“I thought I did all right,” Brach said. “Obviously, I blew a few saves, which I would like not to have done that and that’s my goal this year is not to do that. So I think I just got caught up in being the closer for a little bit there and worried about when Zach was coming back and what my role was going to be as opposed to just going out there and pitching.”

Brach converted save chances in three consecutive days, retiring all nine batters he faced, and was 4-for-4 before the Yankees scored three runs off him in the bottom of the ninth inning on April 28 to tie the game 11-11. Starlin Castro’s two-run shot knotted the score and Matt Holliday hit a three-run walk-off homer against Jayson Aquino in the 10th.

Four more successful conversions followed, though Brach twice allowed a run. The season took a nasty turn on May 10 after a 6-4 lead in the ninth inning in D.C. turned into a 7-6 loss, with the Nationals handing Brach his second blown save. The Orioles were three outs away from improving to 23-10. They lost six of seven games and 13 of 16.

“My first few outings when I was a closer just kind of felt normal,” Brach said, “and then I started thinking about it. And then I blew that first one up in New York and I was like, ‘Oh, man, this is not going to be good,’ and just kind of got in my own head about it, and what I’m hoping to do this year is not do that. So, yeah, I think I did all right and hopefully I get another chance to do that.”

Britton and Brach can file for free agency after the season. They agreed to terms earlier this month to avoid arbitration hearings, with Britton signing for $12 million and Brach for $5.165 million.

Britton’s case was unusual due to the surgery and how the injury occurred while working out, eliminating any possibility that the Orioles might release him. The sides were far apart past the 1 p.m. deadline.

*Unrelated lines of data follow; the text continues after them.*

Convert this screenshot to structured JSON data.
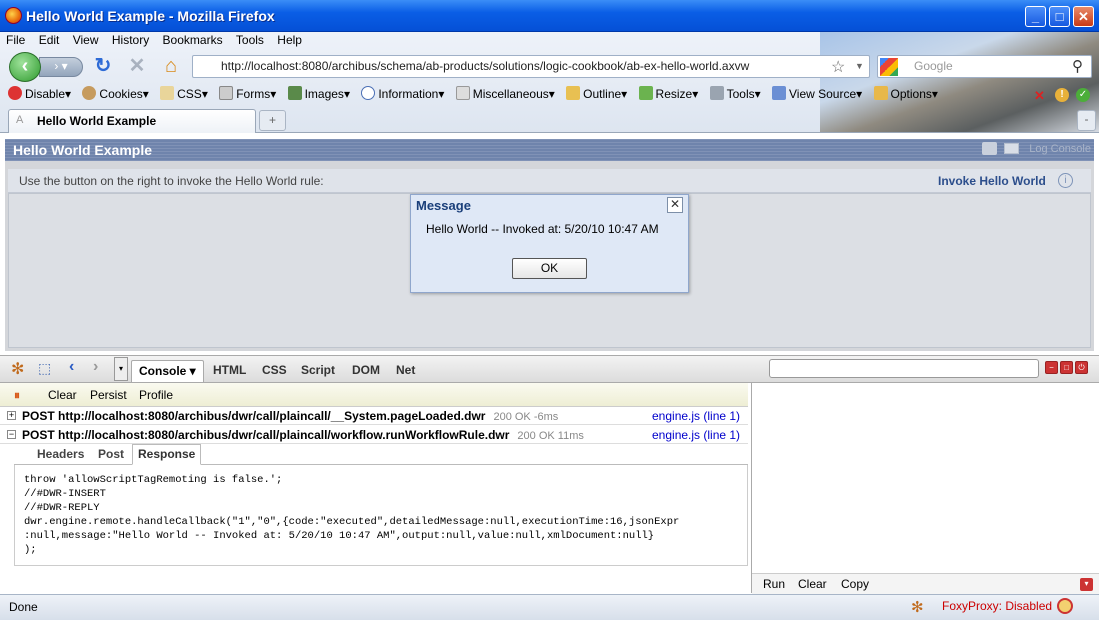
{
  "window": {
    "title": "Hello World Example - Mozilla Firefox"
  },
  "menu": [
    "File",
    "Edit",
    "View",
    "History",
    "Bookmarks",
    "Tools",
    "Help"
  ],
  "nav": {
    "url": "http://localhost:8080/archibus/schema/ab-products/solutions/logic-cookbook/ab-ex-hello-world.axvw",
    "search_placeholder": "Google"
  },
  "webdev_toolbar": [
    "Disable",
    "Cookies",
    "CSS",
    "Forms",
    "Images",
    "Information",
    "Miscellaneous",
    "Outline",
    "Resize",
    "Tools",
    "View Source",
    "Options"
  ],
  "tab": {
    "label": "Hello World Example",
    "new_tab": "+"
  },
  "page": {
    "panel_title": "Hello World Example",
    "log_console": "Log Console",
    "instruction": "Use the button on the right to invoke the Hello World rule:",
    "invoke_button": "Invoke Hello World",
    "info_glyph": "i"
  },
  "dialog": {
    "title": "Message",
    "message": "Hello World -- Invoked at: 5/20/10 10:47 AM",
    "ok": "OK",
    "close": "✕"
  },
  "firebug": {
    "tabs": [
      "Console",
      "HTML",
      "CSS",
      "Script",
      "DOM",
      "Net"
    ],
    "console_toolbar": [
      "Clear",
      "Persist",
      "Profile"
    ],
    "requests": [
      {
        "toggle": "+",
        "url": "POST http://localhost:8080/archibus/dwr/call/plaincall/__System.pageLoaded.dwr",
        "status": "200 OK -6ms",
        "source": "engine.js (line 1)"
      },
      {
        "toggle": "−",
        "url": "POST http://localhost:8080/archibus/dwr/call/plaincall/workflow.runWorkflowRule.dwr",
        "status": "200 OK 11ms",
        "source": "engine.js (line 1)"
      }
    ],
    "response_tabs": [
      "Headers",
      "Post",
      "Response"
    ],
    "response_text": "throw 'allowScriptTagRemoting is false.';\n//#DWR-INSERT\n//#DWR-REPLY\ndwr.engine.remote.handleCallback(\"1\",\"0\",{code:\"executed\",detailedMessage:null,executionTime:16,jsonExpr\n:null,message:\"Hello World -- Invoked at: 5/20/10 10:47 AM\",output:null,value:null,xmlDocument:null}\n);",
    "side_buttons": [
      "Run",
      "Clear",
      "Copy"
    ]
  },
  "status": {
    "text": "Done",
    "foxyproxy": "FoxyProxy: Disabled"
  }
}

“(Negotiations) weren’t smooth by any means,” he said. “The last few years, we’ve had pretty lengthy discussions and kind of taken it right to the deadline. This year was a unique situation. Had I not gotten injured in the offseason, I think it would have been pretty smooth sailing, but both sides were kind of in a unique position.

“There wasn’t a lot of reference for what I had done and I think as a player I was looking out for every player in the future who might get injured in the offseason. There was a precedent that could have been set and I didn’t want to be the guy to set it, so we kind of drew a hard line where we were going to start negotiations. And the Orioles were really professional about it, obviously, like they’ve always been. They’re hard negotiators, though, and I think anybody in baseball will tell you that. But at the end of the day, I think we found something I was comfortable with and they thought was fair and we got it done.

“It wasn’t really that I thought we were going to a hearing. I think we both knew that none of us wanted to do that just based on the situation. But Scott Boras and Dan Duquette were able to get something done. I’m happy with it. I’m injured and I’m under contract. The salary stuff is more than enough money. So I think more so for me and my family, it was knowing that I was under contract and getting my rehab going.”

Britton’s extended absence hurts the pitcher and the team, as he acknowledged over the weekend. At least he’s now able to find some humor in it.

“I feel like more so for me because I have to do the rehab, but if Dan wants to come and help me out, he can,” Britton said. “But I think going forward, it was good just to get it over with and I’m happy we got something done.”

blog comments powered by Disqus